Thai cops shot dead a smuggler and seized 15 million meth pills at a checkpoint in Thailand's portion of the "Golden Triangle", officials said Friday, the latest death in an intensifying drug crackdown.
Millions of dollars-worth of methamphetamine pour into Thailand each week from neighbouring Myanmar, where drug lords are flooding the market with narcotics.
The Golden Triangle is a notorious lawless border zone that straddles Laos, Myanmar and Thailand.
Experts say drug lords in the zone, mainly in neighbouring Myanmar's self-administered Wa state, have been churning out more drugs than ever in a trade worth tens of billions of dollars annually.
Thai drug police and military have ramped up operations in the northern gateway to Myanmar, killing and arresting smugglers who are often from ethnic hill tribes who live across the lawless area.
The latest shootout happened as three trucks were stopped late Thursday night in Chiang Rai province.
"They fought back... one smuggler was shot dead," said Major General Pornchai Charoenwong, deputy commander of the Narcotics Suppression Police.

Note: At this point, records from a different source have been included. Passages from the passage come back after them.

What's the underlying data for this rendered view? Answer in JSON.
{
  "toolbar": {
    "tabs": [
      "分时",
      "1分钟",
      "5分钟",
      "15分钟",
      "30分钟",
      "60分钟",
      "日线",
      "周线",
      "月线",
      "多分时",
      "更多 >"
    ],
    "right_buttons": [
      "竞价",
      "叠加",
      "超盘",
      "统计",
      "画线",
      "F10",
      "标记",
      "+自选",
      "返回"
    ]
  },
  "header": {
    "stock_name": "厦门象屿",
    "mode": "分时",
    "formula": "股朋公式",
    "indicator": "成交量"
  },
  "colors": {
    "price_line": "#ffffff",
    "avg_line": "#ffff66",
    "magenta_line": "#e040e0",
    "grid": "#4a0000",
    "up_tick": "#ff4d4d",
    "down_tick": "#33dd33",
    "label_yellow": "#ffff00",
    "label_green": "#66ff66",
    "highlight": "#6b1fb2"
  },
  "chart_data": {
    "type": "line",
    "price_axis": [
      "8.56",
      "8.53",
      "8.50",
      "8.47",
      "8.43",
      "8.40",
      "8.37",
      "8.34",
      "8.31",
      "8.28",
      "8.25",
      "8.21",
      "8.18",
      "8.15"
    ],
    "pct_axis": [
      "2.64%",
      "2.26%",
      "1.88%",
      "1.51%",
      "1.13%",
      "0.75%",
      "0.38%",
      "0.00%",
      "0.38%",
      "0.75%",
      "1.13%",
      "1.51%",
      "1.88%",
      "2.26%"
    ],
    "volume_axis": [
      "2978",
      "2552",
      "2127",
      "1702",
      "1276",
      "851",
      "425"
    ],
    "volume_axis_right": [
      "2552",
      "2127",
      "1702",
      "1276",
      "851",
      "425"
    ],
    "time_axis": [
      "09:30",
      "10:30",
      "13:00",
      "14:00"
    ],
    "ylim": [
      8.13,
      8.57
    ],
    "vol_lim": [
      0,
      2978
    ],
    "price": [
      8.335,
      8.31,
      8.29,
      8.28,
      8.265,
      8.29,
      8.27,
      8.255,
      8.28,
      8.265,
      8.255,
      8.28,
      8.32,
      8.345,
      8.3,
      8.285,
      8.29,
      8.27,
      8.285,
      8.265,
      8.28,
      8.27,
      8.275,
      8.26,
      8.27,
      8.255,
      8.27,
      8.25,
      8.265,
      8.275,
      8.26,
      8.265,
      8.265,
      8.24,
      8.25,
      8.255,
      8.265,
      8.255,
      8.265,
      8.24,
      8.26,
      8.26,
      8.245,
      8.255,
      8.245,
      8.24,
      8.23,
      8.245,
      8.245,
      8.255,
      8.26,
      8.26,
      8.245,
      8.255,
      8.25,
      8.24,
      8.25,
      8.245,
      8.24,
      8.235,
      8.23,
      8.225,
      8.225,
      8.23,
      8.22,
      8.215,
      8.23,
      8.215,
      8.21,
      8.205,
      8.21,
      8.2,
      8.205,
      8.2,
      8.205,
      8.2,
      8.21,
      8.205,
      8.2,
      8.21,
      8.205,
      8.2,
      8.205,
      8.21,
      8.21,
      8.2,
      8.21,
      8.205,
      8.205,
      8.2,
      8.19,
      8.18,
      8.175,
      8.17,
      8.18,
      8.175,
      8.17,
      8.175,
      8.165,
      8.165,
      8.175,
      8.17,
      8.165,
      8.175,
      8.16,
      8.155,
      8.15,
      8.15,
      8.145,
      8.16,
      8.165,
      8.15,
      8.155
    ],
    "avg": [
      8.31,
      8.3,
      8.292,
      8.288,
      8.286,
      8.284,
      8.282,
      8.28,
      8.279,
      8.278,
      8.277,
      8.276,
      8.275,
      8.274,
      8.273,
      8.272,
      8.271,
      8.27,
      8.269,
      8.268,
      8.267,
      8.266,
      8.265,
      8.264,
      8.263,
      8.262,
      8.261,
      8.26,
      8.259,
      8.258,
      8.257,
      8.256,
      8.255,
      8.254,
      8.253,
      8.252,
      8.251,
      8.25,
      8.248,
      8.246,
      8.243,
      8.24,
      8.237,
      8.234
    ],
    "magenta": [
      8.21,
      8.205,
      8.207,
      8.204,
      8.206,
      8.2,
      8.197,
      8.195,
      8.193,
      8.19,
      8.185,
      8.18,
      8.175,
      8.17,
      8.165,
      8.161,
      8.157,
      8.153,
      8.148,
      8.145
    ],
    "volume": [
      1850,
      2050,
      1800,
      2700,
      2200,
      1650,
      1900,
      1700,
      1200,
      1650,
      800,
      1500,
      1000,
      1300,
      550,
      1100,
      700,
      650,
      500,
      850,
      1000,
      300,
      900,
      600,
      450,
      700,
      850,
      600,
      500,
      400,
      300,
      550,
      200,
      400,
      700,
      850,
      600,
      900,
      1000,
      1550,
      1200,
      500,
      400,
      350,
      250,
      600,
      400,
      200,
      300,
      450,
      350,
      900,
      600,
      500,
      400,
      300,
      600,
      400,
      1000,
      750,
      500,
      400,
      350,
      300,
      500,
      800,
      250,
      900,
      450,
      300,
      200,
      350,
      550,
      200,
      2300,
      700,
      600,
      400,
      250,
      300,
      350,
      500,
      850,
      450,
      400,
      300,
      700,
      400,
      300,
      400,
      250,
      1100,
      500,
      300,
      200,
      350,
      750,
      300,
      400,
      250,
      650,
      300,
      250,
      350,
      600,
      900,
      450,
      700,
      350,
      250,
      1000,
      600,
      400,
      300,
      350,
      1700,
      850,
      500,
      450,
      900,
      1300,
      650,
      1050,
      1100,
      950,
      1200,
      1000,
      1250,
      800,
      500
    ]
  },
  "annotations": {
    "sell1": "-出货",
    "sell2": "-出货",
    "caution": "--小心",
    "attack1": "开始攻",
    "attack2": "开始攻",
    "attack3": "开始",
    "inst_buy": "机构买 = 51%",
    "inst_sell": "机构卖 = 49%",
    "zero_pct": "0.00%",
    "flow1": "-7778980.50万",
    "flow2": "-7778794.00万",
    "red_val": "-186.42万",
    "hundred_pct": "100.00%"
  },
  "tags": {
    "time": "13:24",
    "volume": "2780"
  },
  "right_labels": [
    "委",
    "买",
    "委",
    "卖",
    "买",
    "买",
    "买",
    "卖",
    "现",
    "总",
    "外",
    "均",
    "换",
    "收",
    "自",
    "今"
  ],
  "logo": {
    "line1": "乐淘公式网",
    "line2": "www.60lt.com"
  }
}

It is the 15th death of an alleged smuggler in just over a month in northern Thailand as authorities intensify a crackdown on the rampant trade in meth tablets, the crystallised "ice" version, and heroin.
In the trucks were a total of 75 sacks with the numbers "999" printed on them, a brand used by Myanmar drug lords.
"Each bag had 200,000 tablets... we estimate there are around 15 million tablets."
Two other men escaped in the dark, said the major general.
More than 79 million meth tablets have been seized by authorities in the north's 17 provinces over the past seven weeks, said third army commander Chalongchai Chaiyuakham.
"They are all from the same group of smugglers," he said.